Sitabuldi Fort, site of the Battle of Sitabuldi in 1817, is located atop a hillock in central Nagpur, Maharashtra, India. The citadel changed into built by Mudhoji II Bhonsle, additionally known as Appa Sahib Bhosle, of the Kingdom of Nagpur, just before he fought in opposition to the British East India Company during the Third Anglo-Maratha War. The vicinity surrounding the hillock, now known as Sitabuldi, is an essential business hub for Nagpur.
To the south is Nagpur Railway Station and at the back of it is Tekdi Ganapati, a temple of Ganesha. The castle is now home to the Indian Army's 118th infantry battalion. Sitabuldi Fort, a prime visitor points of interest in Nagpur, is located on hillocks: "Badi Tekri", actually meaning "large hill", and "Choti Tekri", meaning "small hill" in Hindi. The Sitabuldi hills, though then barren and rocky, have been now not entirely unoccupied.

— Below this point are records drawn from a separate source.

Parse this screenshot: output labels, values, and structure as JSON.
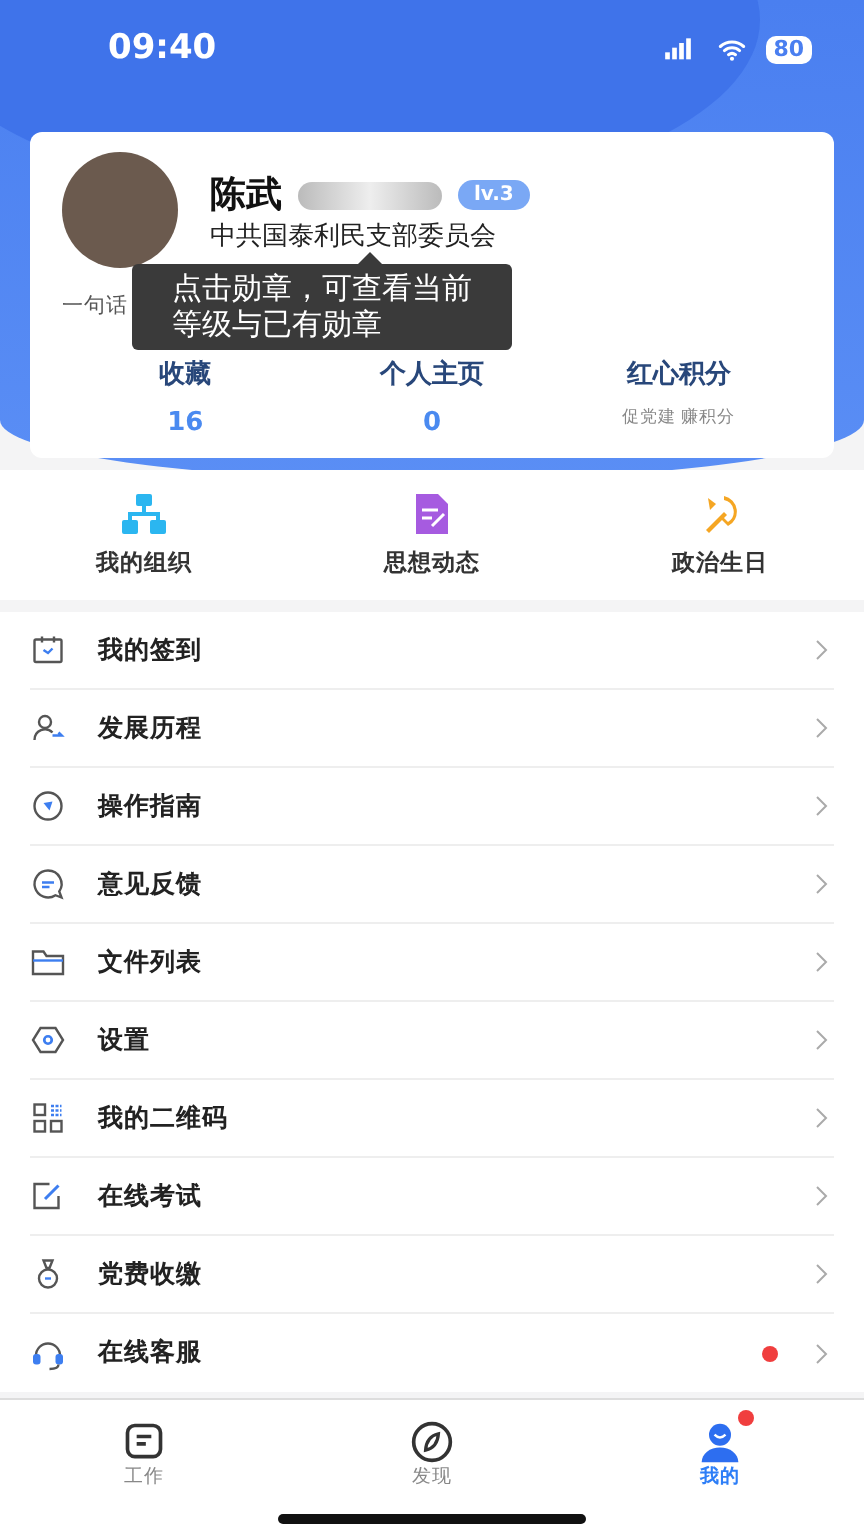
{
  "status_bar": {
    "time": "09:40",
    "battery": "80"
  },
  "profile": {
    "name": "陈武",
    "level": "lv.3",
    "organization": "中共国泰利民支部委员会",
    "signature": "一句话"
  },
  "tooltip": {
    "text": "点击勋章，可查看当前等级与已有勋章"
  },
  "stats": [
    {
      "kind": "count",
      "label": "收藏",
      "value": "16"
    },
    {
      "kind": "count",
      "label": "个人主页",
      "value": "0"
    },
    {
      "kind": "note",
      "label": "红心积分",
      "value": "促党建 赚积分"
    }
  ],
  "shortcuts": [
    {
      "kind": "org",
      "label": "我的组织"
    },
    {
      "kind": "thought",
      "label": "思想动态"
    },
    {
      "kind": "party",
      "label": "政治生日"
    }
  ],
  "menu": [
    {
      "kind": "calendar",
      "label": "我的签到",
      "unread": false
    },
    {
      "kind": "person",
      "label": "发展历程",
      "unread": false
    },
    {
      "kind": "compass",
      "label": "操作指南",
      "unread": false
    },
    {
      "kind": "chat",
      "label": "意见反馈",
      "unread": false
    },
    {
      "kind": "folder",
      "label": "文件列表",
      "unread": false
    },
    {
      "kind": "settings",
      "label": "设置",
      "unread": false
    },
    {
      "kind": "qr",
      "label": "我的二维码",
      "unread": false
    },
    {
      "kind": "exam",
      "label": "在线考试",
      "unread": false
    },
    {
      "kind": "fee",
      "label": "党费收缴",
      "unread": false
    },
    {
      "kind": "headset",
      "label": "在线客服",
      "unread": true
    }
  ],
  "tabs": [
    {
      "kind": "work",
      "label": "工作",
      "selected": false,
      "unread": false
    },
    {
      "kind": "discover",
      "label": "发现",
      "selected": false,
      "unread": false
    },
    {
      "kind": "me",
      "label": "我的",
      "selected": true,
      "unread": true
    }
  ]
}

Tradition holds that Sitabuldi got its call from two Yaduvanshi brothers Shitlaprasad and Badriprasad Gawali, who ruled the vicinity inside the 17th century. The region came to be referred to as "Shitlabadri", which at some point of British rule have become "Seetabuldee", and later assumed its modern form, "Sitabardi" or "Sitabuldi". The Battle of Sitabuldi was fought in November 1817 on these hillocks between the forces of Appa Saheb Bhonsle of Nagpur and the British.